# ACTIVITY
Images do not belong in the copy; retype the rest of the entries below exactly.

(Dataset rows for apps and sites)
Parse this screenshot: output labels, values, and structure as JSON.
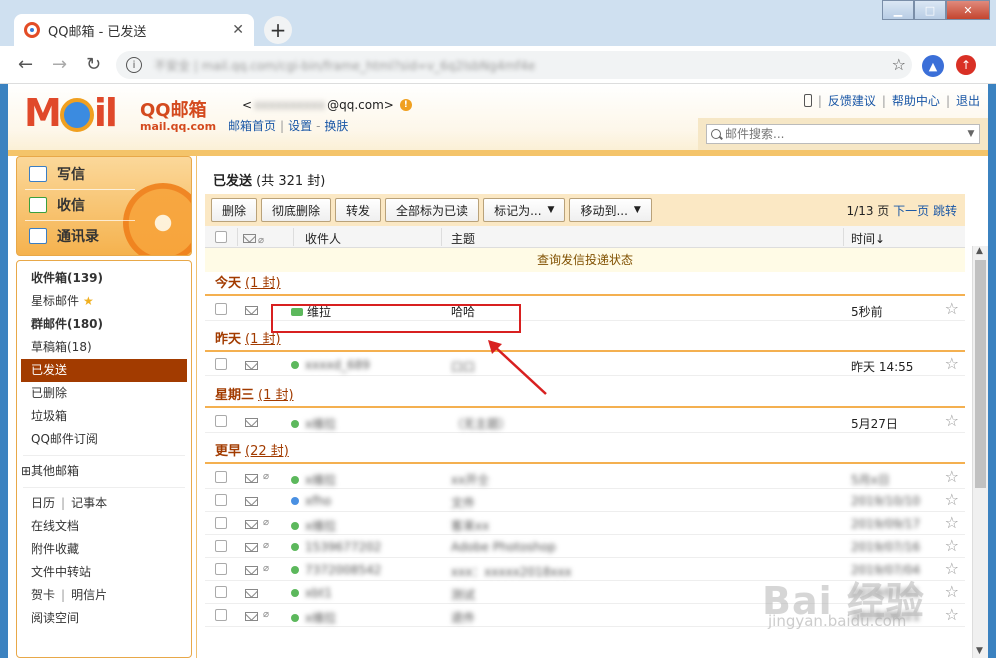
{
  "window": {
    "minimize": "▁",
    "maximize": "□",
    "close": "✕"
  },
  "tab": {
    "title": "QQ邮箱 - 已发送",
    "close": "✕",
    "new_tab": "+"
  },
  "address": {
    "back": "←",
    "forward": "→",
    "reload": "↻",
    "info": "i",
    "url": "不安全 | mail.qq.com/cgi-bin/frame_html?sid=v_6q2lsbNg4mf4e",
    "star": "☆"
  },
  "header": {
    "logo": "MOil",
    "logo_cn": "QQ邮箱",
    "logo_domain": "mail.qq.com",
    "account_prefix": "<",
    "account_blurred": "xxxxxxxxxx",
    "account_suffix": "@qq.com>",
    "links": [
      "邮箱首页",
      "设置",
      "换肤"
    ],
    "top_right": [
      "反馈建议",
      "帮助中心",
      "退出"
    ],
    "search_placeholder": "邮件搜索..."
  },
  "sidebar": {
    "actions": [
      "写信",
      "收信",
      "通讯录"
    ],
    "folders": [
      {
        "label": "收件箱(139)",
        "bold": true
      },
      {
        "label": "星标邮件",
        "star": "★"
      },
      {
        "label": "群邮件(180)",
        "bold": true
      },
      {
        "label": "草稿箱(18)"
      },
      {
        "label": "已发送",
        "active": true
      },
      {
        "label": "已删除"
      },
      {
        "label": "垃圾箱"
      },
      {
        "label": "QQ邮件订阅"
      }
    ],
    "other_mailboxes": "⊞其他邮箱",
    "tools": [
      [
        "日历",
        "记事本"
      ],
      [
        "在线文档"
      ],
      [
        "附件收藏"
      ],
      [
        "文件中转站"
      ],
      [
        "贺卡",
        "明信片"
      ],
      [
        "阅读空间"
      ]
    ]
  },
  "main": {
    "title": "已发送",
    "count": "(共 321 封)",
    "toolbar": [
      "删除",
      "彻底删除",
      "转发",
      "全部标为已读"
    ],
    "toolbar_dropdowns": [
      "标记为...",
      "移动到..."
    ],
    "pager": {
      "page": "1/13 页",
      "next": "下一页",
      "jump": "跳转"
    },
    "columns": {
      "recipient": "收件人",
      "subject": "主题",
      "time": "时间↓"
    },
    "status_link": "查询发信投递状态",
    "groups": [
      {
        "label": "今天",
        "count": "(1 封)"
      },
      {
        "label": "昨天",
        "count": "(1 封)"
      },
      {
        "label": "星期三",
        "count": "(1 封)"
      },
      {
        "label": "更早",
        "count": "(22 封)"
      }
    ],
    "rows": [
      {
        "recipient": "维拉",
        "subject": "哈哈",
        "time": "5秒前"
      },
      {
        "recipient": "xxxxd_689",
        "subject": "口口",
        "time": "昨天 14:55"
      },
      {
        "recipient": "x维拉",
        "subject": "（无主题）",
        "time": "5月27日"
      },
      {
        "recipient": "x维拉",
        "subject": "xx开仝",
        "time": "5月x日"
      },
      {
        "recipient": "xfho",
        "subject": "文件",
        "time": "2019/10/10"
      },
      {
        "recipient": "x维拉",
        "subject": "客来xx",
        "time": "2019/09/17"
      },
      {
        "recipient": "1539677202",
        "subject": "Adobe Photoshop",
        "time": "2019/07/16"
      },
      {
        "recipient": "7372008542",
        "subject": "xxx：xxxxx2018xxx",
        "time": "2019/07/04"
      },
      {
        "recipient": "xbt1",
        "subject": "测试",
        "time": "2019/07/01"
      },
      {
        "recipient": "x维拉",
        "subject": "退件",
        "time": "2019/06/21"
      }
    ],
    "row_star": "☆"
  },
  "watermark": {
    "main": "Bai 经验",
    "sub": "jingyan.baidu.com"
  },
  "colors": {
    "accent": "#a23b00",
    "toolbar_bg": "#fbe8c4",
    "highlight": "#d82020"
  }
}
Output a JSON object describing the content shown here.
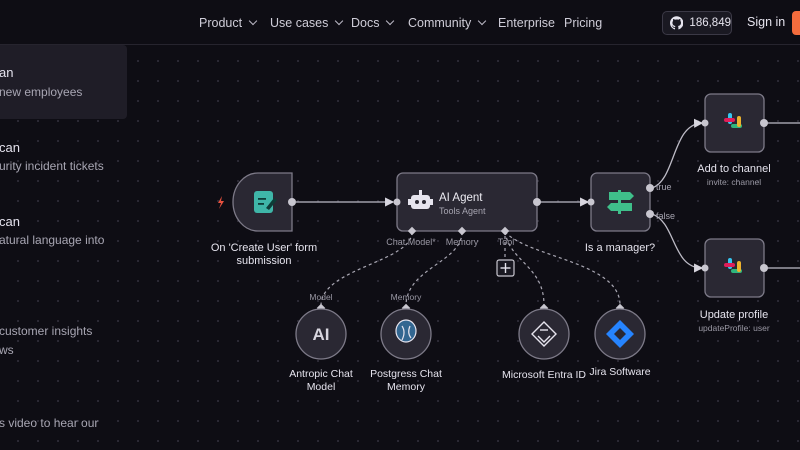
{
  "nav": {
    "items": [
      {
        "label": "Product",
        "dropdown": true
      },
      {
        "label": "Use cases",
        "dropdown": true
      },
      {
        "label": "Docs",
        "dropdown": true
      },
      {
        "label": "Community",
        "dropdown": true
      },
      {
        "label": "Enterprise",
        "dropdown": false
      },
      {
        "label": "Pricing",
        "dropdown": false
      }
    ],
    "github_stars": "186,849",
    "signin": "Sign in"
  },
  "use_cases": [
    {
      "title": "an",
      "subtitle": "new employees"
    },
    {
      "title": "can",
      "subtitle": "urity incident tickets"
    },
    {
      "title": "can",
      "subtitle": "atural language into"
    },
    {
      "title": "",
      "subtitle": "customer insights"
    },
    {
      "title": "",
      "subtitle": "ws"
    },
    {
      "title": "",
      "subtitle": "s video to hear our"
    }
  ],
  "workflow": {
    "trigger": {
      "label_line1": "On 'Create User' form",
      "label_line2": "submission"
    },
    "agent": {
      "title": "AI Agent",
      "subtitle": "Tools Agent",
      "ports": [
        "Chat Model*",
        "Memory",
        "Tool"
      ]
    },
    "if_node": {
      "label": "Is a manager?",
      "true_label": "true",
      "false_label": "false"
    },
    "slack_add": {
      "label": "Add to channel",
      "sub": "invite: channel"
    },
    "slack_update": {
      "label": "Update profile",
      "sub": "updateProfile: user"
    },
    "chat_model": {
      "port_label": "Model",
      "label_line1": "Antropic Chat",
      "label_line2": "Model",
      "glyph": "AI"
    },
    "memory": {
      "port_label": "Memory",
      "label_line1": "Postgress Chat",
      "label_line2": "Memory"
    },
    "entra": {
      "label": "Microsoft Entra ID"
    },
    "jira": {
      "label": "Jira Software"
    }
  },
  "colors": {
    "accent_orange": "#f36c3d",
    "trigger_teal": "#3fb6a8",
    "if_green": "#3fbf8a",
    "node_bg": "#2a2833",
    "node_border": "#7d7a88",
    "jira_blue": "#2684ff",
    "postgres_blue": "#336791"
  }
}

# EXERCISE RESULT
Parse this screenshot: output labels, values, and structure as JSON.
{
  "window": {
    "minimize": "▁",
    "maximize": "□",
    "close": "✕"
  },
  "tab": {
    "title": "QQ邮箱 - 已发送",
    "close": "✕",
    "new_tab": "+"
  },
  "address": {
    "back": "←",
    "forward": "→",
    "reload": "↻",
    "info": "i",
    "url": "不安全 | mail.qq.com/cgi-bin/frame_html?sid=v_6q2lsbNg4mf4e",
    "star": "☆"
  },
  "header": {
    "logo": "MOil",
    "logo_cn": "QQ邮箱",
    "logo_domain": "mail.qq.com",
    "account_prefix": "<",
    "account_blurred": "xxxxxxxxxx",
    "account_suffix": "@qq.com>",
    "links": [
      "邮箱首页",
      "设置",
      "换肤"
    ],
    "top_right": [
      "反馈建议",
      "帮助中心",
      "退出"
    ],
    "search_placeholder": "邮件搜索..."
  },
  "sidebar": {
    "actions": [
      "写信",
      "收信",
      "通讯录"
    ],
    "folders": [
      {
        "label": "收件箱(139)",
        "bold": true
      },
      {
        "label": "星标邮件",
        "star": "★"
      },
      {
        "label": "群邮件(180)",
        "bold": true
      },
      {
        "label": "草稿箱(18)"
      },
      {
        "label": "已发送",
        "active": true
      },
      {
        "label": "已删除"
      },
      {
        "label": "垃圾箱"
      },
      {
        "label": "QQ邮件订阅"
      }
    ],
    "other_mailboxes": "⊞其他邮箱",
    "tools": [
      [
        "日历",
        "记事本"
      ],
      [
        "在线文档"
      ],
      [
        "附件收藏"
      ],
      [
        "文件中转站"
      ],
      [
        "贺卡",
        "明信片"
      ],
      [
        "阅读空间"
      ]
    ]
  },
  "main": {
    "title": "已发送",
    "count": "(共 321 封)",
    "toolbar": [
      "删除",
      "彻底删除",
      "转发",
      "全部标为已读"
    ],
    "toolbar_dropdowns": [
      "标记为...",
      "移动到..."
    ],
    "pager": {
      "page": "1/13 页",
      "next": "下一页",
      "jump": "跳转"
    },
    "columns": {
      "recipient": "收件人",
      "subject": "主题",
      "time": "时间↓"
    },
    "status_link": "查询发信投递状态",
    "groups": [
      {
        "label": "今天",
        "count": "(1 封)"
      },
      {
        "label": "昨天",
        "count": "(1 封)"
      },
      {
        "label": "星期三",
        "count": "(1 封)"
      },
      {
        "label": "更早",
        "count": "(22 封)"
      }
    ],
    "rows": [
      {
        "recipient": "维拉",
        "subject": "哈哈",
        "time": "5秒前"
      },
      {
        "recipient": "xxxxd_689",
        "subject": "口口",
        "time": "昨天 14:55"
      },
      {
        "recipient": "x维拉",
        "subject": "（无主题）",
        "time": "5月27日"
      },
      {
        "recipient": "x维拉",
        "subject": "xx开仝",
        "time": "5月x日"
      },
      {
        "recipient": "xfho",
        "subject": "文件",
        "time": "2019/10/10"
      },
      {
        "recipient": "x维拉",
        "subject": "客来xx",
        "time": "2019/09/17"
      },
      {
        "recipient": "1539677202",
        "subject": "Adobe Photoshop",
        "time": "2019/07/16"
      },
      {
        "recipient": "7372008542",
        "subject": "xxx：xxxxx2018xxx",
        "time": "2019/07/04"
      },
      {
        "recipient": "xbt1",
        "subject": "测试",
        "time": "2019/07/01"
      },
      {
        "recipient": "x维拉",
        "subject": "退件",
        "time": "2019/06/21"
      }
    ],
    "row_star": "☆"
  },
  "watermark": {
    "main": "Bai 经验",
    "sub": "jingyan.baidu.com"
  },
  "colors": {
    "accent": "#a23b00",
    "toolbar_bg": "#fbe8c4",
    "highlight": "#d82020"
  }
}
Output a JSON object describing the content shown here.
{
  "nav": {
    "items": [
      {
        "label": "Product",
        "dropdown": true
      },
      {
        "label": "Use cases",
        "dropdown": true
      },
      {
        "label": "Docs",
        "dropdown": true
      },
      {
        "label": "Community",
        "dropdown": true
      },
      {
        "label": "Enterprise",
        "dropdown": false
      },
      {
        "label": "Pricing",
        "dropdown": false
      }
    ],
    "github_stars": "186,849",
    "signin": "Sign in"
  },
  "use_cases": [
    {
      "title": "an",
      "subtitle": "new employees"
    },
    {
      "title": "can",
      "subtitle": "urity incident tickets"
    },
    {
      "title": "can",
      "subtitle": "atural language into"
    },
    {
      "title": "",
      "subtitle": "customer insights"
    },
    {
      "title": "",
      "subtitle": "ws"
    },
    {
      "title": "",
      "subtitle": "s video to hear our"
    }
  ],
  "workflow": {
    "trigger": {
      "label_line1": "On 'Create User' form",
      "label_line2": "submission"
    },
    "agent": {
      "title": "AI Agent",
      "subtitle": "Tools Agent",
      "ports": [
        "Chat Model*",
        "Memory",
        "Tool"
      ]
    },
    "if_node": {
      "label": "Is a manager?",
      "true_label": "true",
      "false_label": "false"
    },
    "slack_add": {
      "label": "Add to channel",
      "sub": "invite: channel"
    },
    "slack_update": {
      "label": "Update profile",
      "sub": "updateProfile: user"
    },
    "chat_model": {
      "port_label": "Model",
      "label_line1": "Antropic Chat",
      "label_line2": "Model",
      "glyph": "AI"
    },
    "memory": {
      "port_label": "Memory",
      "label_line1": "Postgress Chat",
      "label_line2": "Memory"
    },
    "entra": {
      "label": "Microsoft Entra ID"
    },
    "jira": {
      "label": "Jira Software"
    }
  },
  "colors": {
    "accent_orange": "#f36c3d",
    "trigger_teal": "#3fb6a8",
    "if_green": "#3fbf8a",
    "node_bg": "#2a2833",
    "node_border": "#7d7a88",
    "jira_blue": "#2684ff",
    "postgres_blue": "#336791"
  }
}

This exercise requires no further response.